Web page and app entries
· · · · ·
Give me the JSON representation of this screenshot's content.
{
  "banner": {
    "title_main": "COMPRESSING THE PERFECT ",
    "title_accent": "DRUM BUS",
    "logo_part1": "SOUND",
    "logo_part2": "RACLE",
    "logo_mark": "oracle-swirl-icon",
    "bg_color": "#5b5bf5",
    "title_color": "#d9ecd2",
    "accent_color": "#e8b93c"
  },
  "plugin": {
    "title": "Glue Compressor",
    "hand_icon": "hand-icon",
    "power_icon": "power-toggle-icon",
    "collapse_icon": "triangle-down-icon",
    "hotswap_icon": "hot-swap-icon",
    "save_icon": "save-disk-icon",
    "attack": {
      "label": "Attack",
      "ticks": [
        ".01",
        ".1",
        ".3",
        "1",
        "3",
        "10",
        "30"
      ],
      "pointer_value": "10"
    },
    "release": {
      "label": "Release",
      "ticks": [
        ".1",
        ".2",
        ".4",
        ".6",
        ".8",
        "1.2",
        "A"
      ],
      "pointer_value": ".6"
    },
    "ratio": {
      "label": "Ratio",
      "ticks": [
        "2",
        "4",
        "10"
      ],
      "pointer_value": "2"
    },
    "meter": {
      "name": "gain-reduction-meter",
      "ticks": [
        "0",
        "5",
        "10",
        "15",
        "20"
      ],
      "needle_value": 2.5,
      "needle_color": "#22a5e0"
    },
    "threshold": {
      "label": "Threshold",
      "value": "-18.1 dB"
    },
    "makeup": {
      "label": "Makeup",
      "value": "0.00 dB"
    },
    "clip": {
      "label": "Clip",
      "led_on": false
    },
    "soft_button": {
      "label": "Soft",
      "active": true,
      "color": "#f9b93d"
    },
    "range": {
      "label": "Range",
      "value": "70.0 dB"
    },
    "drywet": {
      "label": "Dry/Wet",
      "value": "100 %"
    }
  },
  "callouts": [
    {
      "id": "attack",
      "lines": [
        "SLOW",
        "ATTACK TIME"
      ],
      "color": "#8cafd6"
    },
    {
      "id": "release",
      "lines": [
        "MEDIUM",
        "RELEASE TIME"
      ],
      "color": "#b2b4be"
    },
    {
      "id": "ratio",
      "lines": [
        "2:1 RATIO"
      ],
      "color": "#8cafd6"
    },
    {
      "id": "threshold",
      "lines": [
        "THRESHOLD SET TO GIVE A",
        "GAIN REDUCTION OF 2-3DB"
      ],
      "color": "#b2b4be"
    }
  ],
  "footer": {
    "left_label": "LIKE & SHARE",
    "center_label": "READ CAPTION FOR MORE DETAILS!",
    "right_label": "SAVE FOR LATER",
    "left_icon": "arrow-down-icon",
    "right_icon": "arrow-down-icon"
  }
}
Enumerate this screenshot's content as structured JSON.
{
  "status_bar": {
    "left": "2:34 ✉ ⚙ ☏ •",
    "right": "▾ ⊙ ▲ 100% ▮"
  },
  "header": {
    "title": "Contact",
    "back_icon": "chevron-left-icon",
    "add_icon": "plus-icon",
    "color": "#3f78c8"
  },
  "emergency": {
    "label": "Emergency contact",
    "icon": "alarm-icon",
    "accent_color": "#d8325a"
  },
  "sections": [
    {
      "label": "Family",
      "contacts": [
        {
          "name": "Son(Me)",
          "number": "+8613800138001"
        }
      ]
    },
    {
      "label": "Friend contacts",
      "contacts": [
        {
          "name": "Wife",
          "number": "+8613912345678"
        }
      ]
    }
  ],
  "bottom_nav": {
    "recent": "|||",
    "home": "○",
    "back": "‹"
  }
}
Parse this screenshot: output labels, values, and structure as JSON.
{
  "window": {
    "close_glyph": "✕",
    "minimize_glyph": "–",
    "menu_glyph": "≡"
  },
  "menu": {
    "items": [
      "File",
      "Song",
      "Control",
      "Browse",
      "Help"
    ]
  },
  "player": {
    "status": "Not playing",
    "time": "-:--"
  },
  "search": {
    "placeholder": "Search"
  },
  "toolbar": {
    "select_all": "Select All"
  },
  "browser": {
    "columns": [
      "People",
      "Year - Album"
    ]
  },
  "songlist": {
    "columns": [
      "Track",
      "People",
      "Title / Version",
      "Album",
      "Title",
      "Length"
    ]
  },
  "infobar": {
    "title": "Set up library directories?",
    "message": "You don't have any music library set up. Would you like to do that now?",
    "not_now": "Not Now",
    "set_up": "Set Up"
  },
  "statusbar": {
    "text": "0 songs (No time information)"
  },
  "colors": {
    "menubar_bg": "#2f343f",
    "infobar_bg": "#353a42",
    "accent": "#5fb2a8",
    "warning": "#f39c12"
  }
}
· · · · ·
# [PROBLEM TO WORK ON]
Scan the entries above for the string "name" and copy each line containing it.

# [RESULT FOR THIS EXERCISE]
      "name": "gain-reduction-meter",
          "name": "Son(Me)",
          "name": "Wife",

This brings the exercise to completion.